How could Queen Victoria, living in London (after becoming Queen of Britain at a young age) and ruling from a relatively small island (until her death in, 1901), also be known as the Empress of India? Turns out, it was all about commerce.
Near the end of her reign, Queen Elizabeth I issued a Royal Charter for a business officially known as the British East India Company (popularly known as "John Company"). For nearly 250 years (from December 31, 1600 to 1858), it was one of the most powerful enterprises in the world.
The business began its long life trying to wrest control of the Spice Islands (a group of islands in eastern Indonesia between Celebes and New Guinea) from the Dutch. When that failed, the company (whose main office was on Leadenhall Street in London) focused its attentions on India.
Around 1670, Charles II granted the British East India Company even more sweeping powers. He allowed its representatives to purchase territories, mint money, raise and command troops, form alliances, make war and peace, and be in charge of civil and criminal law in the acquired lands.
If that weren't enough, in the 1680s - using indigenous people - the company raised its own army. It had, effectively, become its own country on the Indian mainland, administering Bengal, Madras and Bombay.
Reaching even further into Asia, the company founded Singapore (as a trading post) and Hong Kong. Its representatives established tea cultivation in India and employed Captain Kidd to fight against piracy. Elihu Yale (after whom Yale University is named) made a fortune from his interests in the company and, in the 19th century, its representatives held Napoleon captive on Saint Helena.

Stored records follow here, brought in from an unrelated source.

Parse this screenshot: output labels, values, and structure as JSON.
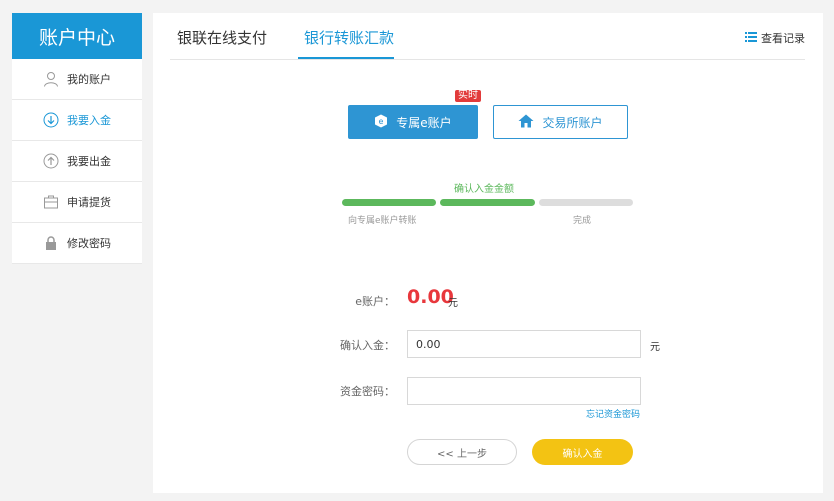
{
  "sidebar": {
    "title": "账户中心",
    "items": [
      {
        "label": "我的账户",
        "icon": "user-icon"
      },
      {
        "label": "我要入金",
        "icon": "arrow-down-circle-icon"
      },
      {
        "label": "我要出金",
        "icon": "arrow-up-circle-icon"
      },
      {
        "label": "申请提货",
        "icon": "briefcase-icon"
      },
      {
        "label": "修改密码",
        "icon": "lock-icon"
      }
    ],
    "active_index": 1
  },
  "tabs": [
    {
      "label": "银联在线支付"
    },
    {
      "label": "银行转账汇款"
    }
  ],
  "active_tab": 1,
  "records_label": "查看记录",
  "account_type": {
    "badge": "实时",
    "exclusive_label": "专属e账户",
    "exchange_label": "交易所账户"
  },
  "steps": {
    "current_label": "确认入金金额",
    "labels": [
      "向专属e账户转账",
      "完成"
    ],
    "completed": 2,
    "total": 3
  },
  "form": {
    "balance_label": "e账户：",
    "balance_value": "0.00",
    "balance_unit": "元",
    "amount_label": "确认入金：",
    "amount_value": "0.00",
    "amount_unit": "元",
    "password_label": "资金密码：",
    "password_value": "",
    "forgot_label": "忘记资金密码"
  },
  "buttons": {
    "prev_label": "<< 上一步",
    "confirm_label": "确认入金"
  },
  "colors": {
    "brand": "#1a97d6",
    "button_blue": "#2e95d3",
    "step_done": "#5cb85c",
    "step_todo": "#dddddd",
    "amount_red": "#e8373c",
    "confirm_yellow": "#f3c313",
    "badge_red": "#e23b3b"
  }
}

The scope of the company’s influence was breathtaking. So was its economic clout. Its representatives found the 106-carat Koh-i-Noor diamond (one of the world’s largest) in India, and for 150 years it has been part of the British Crown Jewels. In fact, until its independence in 1947, India was the most valuable country in the British sphere of influence and was often referred to as "The Jewel in the Crown."